━━━━━ Given data ━━━━━
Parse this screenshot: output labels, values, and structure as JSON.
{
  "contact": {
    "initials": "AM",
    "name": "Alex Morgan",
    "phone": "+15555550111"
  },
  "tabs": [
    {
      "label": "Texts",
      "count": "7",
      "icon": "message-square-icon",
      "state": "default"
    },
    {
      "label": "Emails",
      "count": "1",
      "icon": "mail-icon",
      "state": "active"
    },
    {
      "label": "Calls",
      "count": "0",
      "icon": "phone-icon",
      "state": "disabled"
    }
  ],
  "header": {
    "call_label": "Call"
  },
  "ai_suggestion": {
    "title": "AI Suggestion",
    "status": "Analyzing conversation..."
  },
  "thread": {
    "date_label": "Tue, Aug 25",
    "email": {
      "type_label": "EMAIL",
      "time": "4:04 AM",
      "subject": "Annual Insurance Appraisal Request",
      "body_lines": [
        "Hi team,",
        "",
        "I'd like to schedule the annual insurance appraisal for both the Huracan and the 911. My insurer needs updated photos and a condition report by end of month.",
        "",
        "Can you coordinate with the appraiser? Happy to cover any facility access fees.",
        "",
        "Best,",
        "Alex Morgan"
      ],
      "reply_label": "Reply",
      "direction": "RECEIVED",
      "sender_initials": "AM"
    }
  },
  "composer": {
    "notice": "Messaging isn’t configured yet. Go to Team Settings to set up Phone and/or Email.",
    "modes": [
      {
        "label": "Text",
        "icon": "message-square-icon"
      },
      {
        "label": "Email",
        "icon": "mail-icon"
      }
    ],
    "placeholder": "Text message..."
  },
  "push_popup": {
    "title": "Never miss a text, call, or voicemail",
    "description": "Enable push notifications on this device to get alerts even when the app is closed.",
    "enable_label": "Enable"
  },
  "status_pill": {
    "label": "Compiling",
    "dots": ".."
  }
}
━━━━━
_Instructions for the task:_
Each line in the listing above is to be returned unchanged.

_Solution below:_
Parse this screenshot: output labels, values, and structure as JSON.
{
  "contact": {
    "initials": "AM",
    "name": "Alex Morgan",
    "phone": "+15555550111"
  },
  "tabs": [
    {
      "label": "Texts",
      "count": "7",
      "icon": "message-square-icon",
      "state": "default"
    },
    {
      "label": "Emails",
      "count": "1",
      "icon": "mail-icon",
      "state": "active"
    },
    {
      "label": "Calls",
      "count": "0",
      "icon": "phone-icon",
      "state": "disabled"
    }
  ],
  "header": {
    "call_label": "Call"
  },
  "ai_suggestion": {
    "title": "AI Suggestion",
    "status": "Analyzing conversation..."
  },
  "thread": {
    "date_label": "Tue, Aug 25",
    "email": {
      "type_label": "EMAIL",
      "time": "4:04 AM",
      "subject": "Annual Insurance Appraisal Request",
      "body_lines": [
        "Hi team,",
        "",
        "I'd like to schedule the annual insurance appraisal for both the Huracan and the 911. My insurer needs updated photos and a condition report by end of month.",
        "",
        "Can you coordinate with the appraiser? Happy to cover any facility access fees.",
        "",
        "Best,",
        "Alex Morgan"
      ],
      "reply_label": "Reply",
      "direction": "RECEIVED",
      "sender_initials": "AM"
    }
  },
  "composer": {
    "notice": "Messaging isn’t configured yet. Go to Team Settings to set up Phone and/or Email.",
    "modes": [
      {
        "label": "Text",
        "icon": "message-square-icon"
      },
      {
        "label": "Email",
        "icon": "mail-icon"
      }
    ],
    "placeholder": "Text message..."
  },
  "push_popup": {
    "title": "Never miss a text, call, or voicemail",
    "description": "Enable push notifications on this device to get alerts even when the app is closed.",
    "enable_label": "Enable"
  },
  "status_pill": {
    "label": "Compiling",
    "dots": ".."
  }
}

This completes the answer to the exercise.